- Task description -
Each entry that appears below should be restated word for word.

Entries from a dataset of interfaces

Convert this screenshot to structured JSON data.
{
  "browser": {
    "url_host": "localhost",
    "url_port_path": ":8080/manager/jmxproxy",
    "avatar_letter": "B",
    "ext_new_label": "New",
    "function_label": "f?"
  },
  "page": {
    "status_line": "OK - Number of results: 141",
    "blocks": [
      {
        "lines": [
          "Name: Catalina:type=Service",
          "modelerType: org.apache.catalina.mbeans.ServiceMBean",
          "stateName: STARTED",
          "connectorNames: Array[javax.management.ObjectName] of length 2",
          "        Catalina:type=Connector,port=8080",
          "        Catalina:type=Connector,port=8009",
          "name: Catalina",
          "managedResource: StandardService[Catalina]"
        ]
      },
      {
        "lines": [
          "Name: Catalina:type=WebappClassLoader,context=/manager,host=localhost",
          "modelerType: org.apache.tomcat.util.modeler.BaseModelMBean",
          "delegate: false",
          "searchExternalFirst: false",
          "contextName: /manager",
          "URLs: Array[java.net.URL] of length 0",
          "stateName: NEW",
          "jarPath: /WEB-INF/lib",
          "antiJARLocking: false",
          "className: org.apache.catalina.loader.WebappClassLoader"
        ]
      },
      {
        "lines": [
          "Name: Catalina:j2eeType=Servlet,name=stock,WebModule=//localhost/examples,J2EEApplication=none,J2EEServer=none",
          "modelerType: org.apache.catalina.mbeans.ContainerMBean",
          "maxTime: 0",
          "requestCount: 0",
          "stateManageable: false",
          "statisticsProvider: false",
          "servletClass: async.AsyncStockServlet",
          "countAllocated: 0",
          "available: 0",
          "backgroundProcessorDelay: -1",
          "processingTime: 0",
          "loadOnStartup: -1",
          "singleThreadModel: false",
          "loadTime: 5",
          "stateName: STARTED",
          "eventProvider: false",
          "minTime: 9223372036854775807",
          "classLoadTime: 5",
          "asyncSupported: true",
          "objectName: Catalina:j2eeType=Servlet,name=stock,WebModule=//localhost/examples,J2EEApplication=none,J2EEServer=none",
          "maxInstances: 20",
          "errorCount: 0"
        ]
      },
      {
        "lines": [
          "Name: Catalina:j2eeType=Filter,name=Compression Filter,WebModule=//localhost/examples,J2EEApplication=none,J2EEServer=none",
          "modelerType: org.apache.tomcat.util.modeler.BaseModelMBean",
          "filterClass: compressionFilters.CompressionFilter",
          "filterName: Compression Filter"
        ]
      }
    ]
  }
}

- Task answer -
Convert this screenshot to structured JSON data.
{
  "browser": {
    "url_host": "localhost",
    "url_port_path": ":8080/manager/jmxproxy",
    "avatar_letter": "B",
    "ext_new_label": "New",
    "function_label": "f?"
  },
  "page": {
    "status_line": "OK - Number of results: 141",
    "blocks": [
      {
        "lines": [
          "Name: Catalina:type=Service",
          "modelerType: org.apache.catalina.mbeans.ServiceMBean",
          "stateName: STARTED",
          "connectorNames: Array[javax.management.ObjectName] of length 2",
          "        Catalina:type=Connector,port=8080",
          "        Catalina:type=Connector,port=8009",
          "name: Catalina",
          "managedResource: StandardService[Catalina]"
        ]
      },
      {
        "lines": [
          "Name: Catalina:type=WebappClassLoader,context=/manager,host=localhost",
          "modelerType: org.apache.tomcat.util.modeler.BaseModelMBean",
          "delegate: false",
          "searchExternalFirst: false",
          "contextName: /manager",
          "URLs: Array[java.net.URL] of length 0",
          "stateName: NEW",
          "jarPath: /WEB-INF/lib",
          "antiJARLocking: false",
          "className: org.apache.catalina.loader.WebappClassLoader"
        ]
      },
      {
        "lines": [
          "Name: Catalina:j2eeType=Servlet,name=stock,WebModule=//localhost/examples,J2EEApplication=none,J2EEServer=none",
          "modelerType: org.apache.catalina.mbeans.ContainerMBean",
          "maxTime: 0",
          "requestCount: 0",
          "stateManageable: false",
          "statisticsProvider: false",
          "servletClass: async.AsyncStockServlet",
          "countAllocated: 0",
          "available: 0",
          "backgroundProcessorDelay: -1",
          "processingTime: 0",
          "loadOnStartup: -1",
          "singleThreadModel: false",
          "loadTime: 5",
          "stateName: STARTED",
          "eventProvider: false",
          "minTime: 9223372036854775807",
          "classLoadTime: 5",
          "asyncSupported: true",
          "objectName: Catalina:j2eeType=Servlet,name=stock,WebModule=//localhost/examples,J2EEApplication=none,J2EEServer=none",
          "maxInstances: 20",
          "errorCount: 0"
        ]
      },
      {
        "lines": [
          "Name: Catalina:j2eeType=Filter,name=Compression Filter,WebModule=//localhost/examples,J2EEApplication=none,J2EEServer=none",
          "modelerType: org.apache.tomcat.util.modeler.BaseModelMBean",
          "filterClass: compressionFilters.CompressionFilter",
          "filterName: Compression Filter"
        ]
      }
    ]
  }
}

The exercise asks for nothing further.